We Hunt the Flame by Hafsah Faizal
We Hunt The Flame is a new quest adventure set in a realm inspired by ancient Arabia. Zafira is a strong, skilled hunter tasked to bring back a magical artefact in order to save her world. Disguised as a man for self-protection, Zafira is pursued by, but eventually forms an uneasy alliance with, the King’s Assassin. Will they succeed on their perilous journey? We Hunt the Flame is a story of conquering fear and creating your own destiny; of morality and understanding. Hafsah Faizal is a debut author who has drawn upon her Arabic and Muslim heritage to craft a rich fantasy world. We Hunt the Flame is a read-alike for books by Tamora Pierce, and perfect for fans of the game Assassin’s Creed.
Of Curses and Kisses by Sandhya Menon
Sandhya Menon balances classic tropes of YA romance (an exclusive boarding school, young royals, and uber-rich “beautiful people”) with a dash of fantasy, and an earnest exploration of the issues of loneliness and parental expectations, to give a fresh take on the Beauty and the Beast story. Indian princesses Jaya Rao and Isha have been shipped off to the exclusive St Rosetta’s academy to ride out a scandal surrounding younger sister Isha. Jaya vows to take revenge on fellow student Grey Emerson, whose family has been feuding with the Raos for generations, and whom Jaya believes caused Isha’s scandal.
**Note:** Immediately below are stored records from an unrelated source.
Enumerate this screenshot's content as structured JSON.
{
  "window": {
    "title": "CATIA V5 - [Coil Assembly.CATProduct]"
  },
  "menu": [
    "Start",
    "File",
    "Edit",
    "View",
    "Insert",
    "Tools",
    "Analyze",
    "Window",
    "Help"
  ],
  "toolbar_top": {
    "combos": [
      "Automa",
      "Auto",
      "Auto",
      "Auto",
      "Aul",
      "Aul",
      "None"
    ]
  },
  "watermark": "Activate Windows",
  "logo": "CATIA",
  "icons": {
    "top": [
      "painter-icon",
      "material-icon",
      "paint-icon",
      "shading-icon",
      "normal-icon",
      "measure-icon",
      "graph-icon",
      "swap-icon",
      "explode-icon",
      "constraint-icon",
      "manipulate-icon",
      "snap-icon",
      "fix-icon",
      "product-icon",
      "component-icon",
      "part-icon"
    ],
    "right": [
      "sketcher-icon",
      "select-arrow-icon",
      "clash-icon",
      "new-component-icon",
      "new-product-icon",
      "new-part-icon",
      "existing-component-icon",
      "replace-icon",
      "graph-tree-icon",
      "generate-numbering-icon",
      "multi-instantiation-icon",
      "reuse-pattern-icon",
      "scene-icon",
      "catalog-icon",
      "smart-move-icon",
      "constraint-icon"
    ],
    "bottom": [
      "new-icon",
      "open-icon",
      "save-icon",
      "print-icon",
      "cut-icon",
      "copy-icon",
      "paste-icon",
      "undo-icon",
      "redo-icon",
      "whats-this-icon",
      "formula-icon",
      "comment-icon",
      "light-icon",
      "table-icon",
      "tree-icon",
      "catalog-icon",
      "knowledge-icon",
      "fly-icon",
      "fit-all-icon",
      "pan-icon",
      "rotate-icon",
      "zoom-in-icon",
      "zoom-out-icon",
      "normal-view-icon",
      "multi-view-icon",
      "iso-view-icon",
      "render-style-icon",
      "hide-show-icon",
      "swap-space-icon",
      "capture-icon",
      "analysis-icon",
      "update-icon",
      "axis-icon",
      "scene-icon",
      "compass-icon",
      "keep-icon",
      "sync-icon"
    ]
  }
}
Both Jaya and Grey grow in self-awareness and independence during their funny and romantic enemies-to-lovers journey.
The Young Adult genre has grown massively over the past few years. We’ll be sharing some of the newest on the blog on Thursday. What’s your favourite YA book?
This week we are diving into the ever-growing genre of Young Adult books. Karen will be reviewing the hottest titles on the market this Thursday, but for today, we found this little bit of inspo to start your week.